“It is against the natural cycle of a life for a child to die before you and in my case it has happened not just once or twice or three times but four times and I still find it very, very difficult to comprehend,” said Canavan.

“I still wake up in the middle of the night sometimes, asking myself ‘is this true or is this a bad dream’ but sadly it is reality and I have got to face up to it. I suffer from terrible, indescribable bouts of depression at times but you have to struggle on.”

Struggling to contain his emotion, he added that he thought their deaths had probably strengthened his religious faith.

“Faith is a strange thing and I respect people that have different beliefs or disbeliefs but I know in my case that if I did not believe in God and a life hereafter then I think my depression would be even worse. I take some consolation from the fact that I believe my four deceased children are in God’s company – that they are not absolutely dead in every respect but their spirit lives on.”

The former marathon runner said exercise also helped him cope.

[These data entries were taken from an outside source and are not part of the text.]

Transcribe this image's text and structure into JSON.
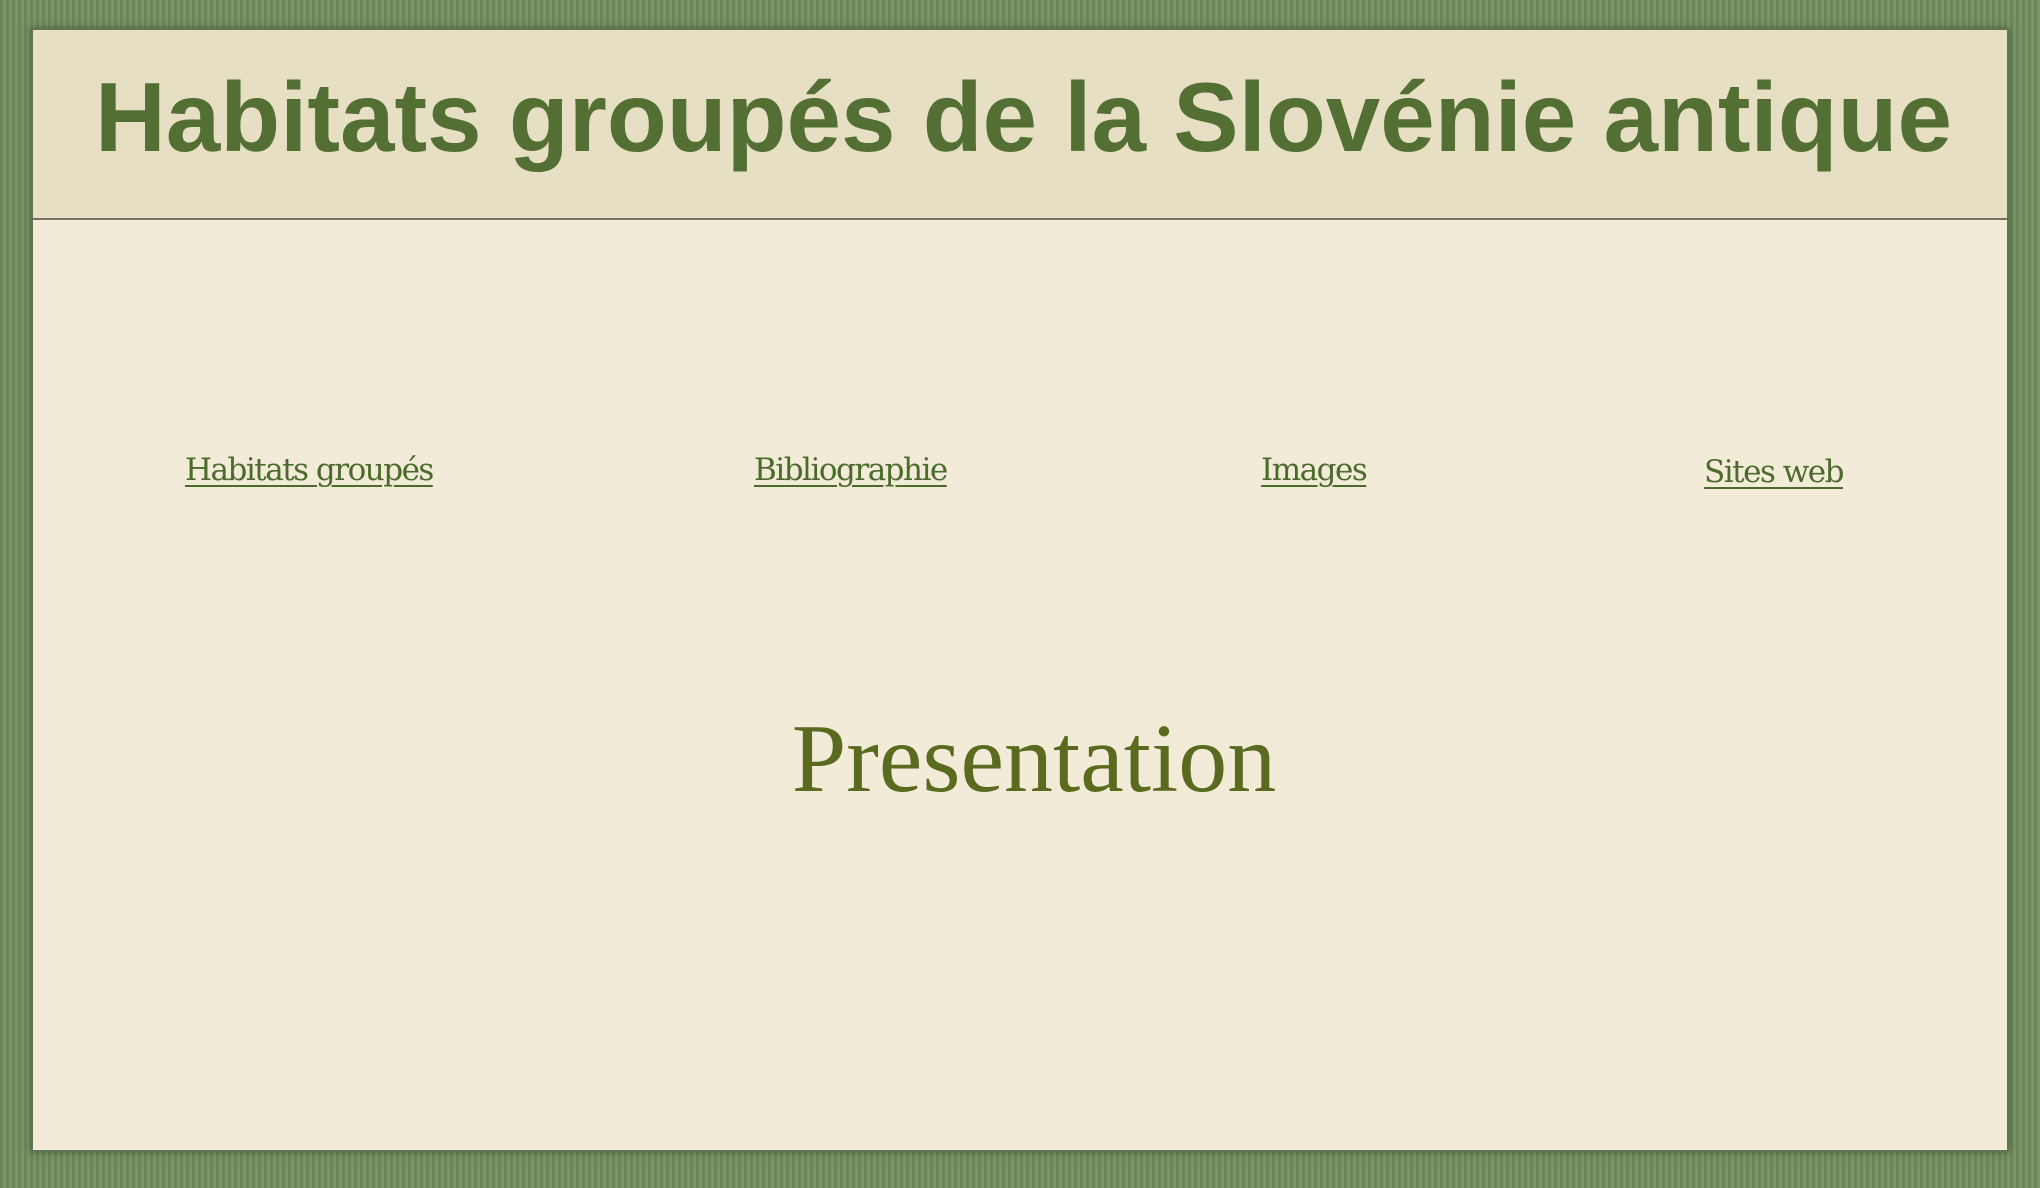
{
  "header": {
    "title": "Habitats groupés de la Slovénie antique"
  },
  "nav": {
    "items": [
      {
        "label": "Habitats groupés"
      },
      {
        "label": "Bibliographie"
      },
      {
        "label": "Images"
      },
      {
        "label": "Sites web"
      }
    ]
  },
  "main": {
    "section_title": "Presentation"
  },
  "colors": {
    "frame": "#6e8a5a",
    "page_background": "#f2ebd7",
    "header_background": "#e7dfc3",
    "title_text": "#536f33",
    "link_text": "#4b6a2c",
    "section_title_text": "#5a6a1e"
  }
}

“If I am feeling very, very low I find that if I do some exercise – whether it’s walking, or swimming or getting out on my bike or whatever – that it makes me feel better. I would strongly recommend physical exercise and sport. Over my life I have found great enjoyment out of it and it has helped me to survive,” he said.